No. 63 again, this time in vignette. I love Photoshop as it allows me to quickly experiment with photo composition. A simple crop or filter can dramatically change the mood of a photo. Are you feeling a bit nostalgic? Photo by Glenn Gehlke.
Not everything at the Western Railway Museum has been preserved or restored to its original luster. These rusting hulks will probably never see the rails again. Closer inspection revealed that they were being used to store wood, boxes and who knows what else. They do provide an interesting subject for a photographer, however. Photo by Glenn Gehlke.
Looking west through the broken portal of one of the hulks seen in #7 above, the former Sacramento Northern mainline and sprawling pasture are caught in a natural vignette. Photo by Glenn Gehlke.
A self-explanatory sign posted on a corrugated metal storage shed warns operators of the approaching switch that will take them off the museum's house track and on to the abandoned Sacramento Northern mainline. Photo by Glenn Gehlke.
... Did we say abandoned mainline? Western Pacific F7A 917-D has taken up residence at Rio Vista Junction. Outside of the Oakland Terminal Railway and museums in Portola and Sacramento, this is one of the few places where one can still see a working relic of the former WP passenger fleet. It wasn't operating during our visit, however. Photo by Glenn Gehlke.
WP 917-D again. Another time... another place... another Photoshop experiment. Photo by Glenn Gehlke.
A farm provides the backdrop for Sacramento Northern 712, a GP7. Although it is not evident from these photos, the 712 was hooked on to the tail of the 917-D above. Photo by Glenn Gehlke.
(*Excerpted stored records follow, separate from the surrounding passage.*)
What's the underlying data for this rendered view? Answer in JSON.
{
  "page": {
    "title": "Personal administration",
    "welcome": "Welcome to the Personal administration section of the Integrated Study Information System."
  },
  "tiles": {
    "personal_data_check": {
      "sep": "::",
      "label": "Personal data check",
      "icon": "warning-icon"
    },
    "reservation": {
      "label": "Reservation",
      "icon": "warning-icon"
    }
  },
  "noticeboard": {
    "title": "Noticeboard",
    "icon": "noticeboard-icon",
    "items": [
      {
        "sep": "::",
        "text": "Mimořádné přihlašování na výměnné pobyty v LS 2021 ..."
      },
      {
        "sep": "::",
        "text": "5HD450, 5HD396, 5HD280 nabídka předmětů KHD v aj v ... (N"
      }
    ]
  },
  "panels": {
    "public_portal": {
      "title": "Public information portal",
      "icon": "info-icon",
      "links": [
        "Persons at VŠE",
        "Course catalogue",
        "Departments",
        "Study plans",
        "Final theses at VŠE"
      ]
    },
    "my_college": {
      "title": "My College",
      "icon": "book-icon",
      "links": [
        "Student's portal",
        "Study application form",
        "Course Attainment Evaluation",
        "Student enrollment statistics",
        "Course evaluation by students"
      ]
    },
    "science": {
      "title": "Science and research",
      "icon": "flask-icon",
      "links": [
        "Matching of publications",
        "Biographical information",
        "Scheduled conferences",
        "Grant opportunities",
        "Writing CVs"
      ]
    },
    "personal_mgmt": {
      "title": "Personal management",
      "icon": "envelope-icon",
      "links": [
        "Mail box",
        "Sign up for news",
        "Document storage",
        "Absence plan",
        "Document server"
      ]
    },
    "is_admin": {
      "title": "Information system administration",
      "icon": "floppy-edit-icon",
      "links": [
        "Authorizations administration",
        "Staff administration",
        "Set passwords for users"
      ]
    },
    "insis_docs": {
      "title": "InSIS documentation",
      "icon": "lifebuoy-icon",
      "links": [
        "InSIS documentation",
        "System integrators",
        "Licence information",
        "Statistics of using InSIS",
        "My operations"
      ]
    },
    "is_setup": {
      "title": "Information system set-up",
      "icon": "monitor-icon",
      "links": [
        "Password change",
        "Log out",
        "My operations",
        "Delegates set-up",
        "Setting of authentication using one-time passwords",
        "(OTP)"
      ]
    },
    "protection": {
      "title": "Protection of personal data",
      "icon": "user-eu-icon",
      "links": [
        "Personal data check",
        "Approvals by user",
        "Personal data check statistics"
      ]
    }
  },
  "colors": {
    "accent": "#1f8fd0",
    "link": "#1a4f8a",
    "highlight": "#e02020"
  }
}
If there is one thing that you will find in abundance at the Western Railway Museum, it's rust. This is not meant to belittle the efforts of the museum volunteers, who have done a superb job with the equipment they have preserved. But there is far more equipment than there are volunteers or money to restore it, so much of it sits neglected and decaying in the hot California sun and winter rains. I personally enjoy the rusty stuff as it adds character and contributes to the ambiance of the museum visit. Photo by Glenn Gehlke.
This Sacramento Northern box cab has seen better days, but is it too fargone to save? Locomotives like this one were once a common sight through the hills and suburbs of the growing East Bay. Photo by Glenn Gehlke.
This was too good to resist. If you aren't a fan of the raunchy cartoon series "South Park" then you will have no clue who the little character is sitting atop the station sign. Actually, the sign predates the cartoon, which makes this all the funnier. Photo by Glenn Gehlke.
We strolled along the mainline just south of South Park Junction where we encountered this whistle post and a cactus in robust health. If you need a size reference, Benji is about 4-foot-2. Needless to say, I went through a ton of film on this visit. Photo by Glenn Gehlke.
Here is one of our homemade postcards from a previous visit to the Western Railway Museum. It has been pointed out by a visitor to this site who is also a former museum volunteer that the museum is not located in Rio Vista as stated on the picture, but rather at Rio Vista Junction. In any case, enjoy the photo. Photo by Roni Gehlke.
We welcome your comments and suggestions. Please send e-mail to Glenn or Roni Gehlke.
Proceed to Milepost 1147.2 on main track. Hold main track at last named point. Over.
This page was last updated Tuesday, February 29, 2000 at 23:20 hrs.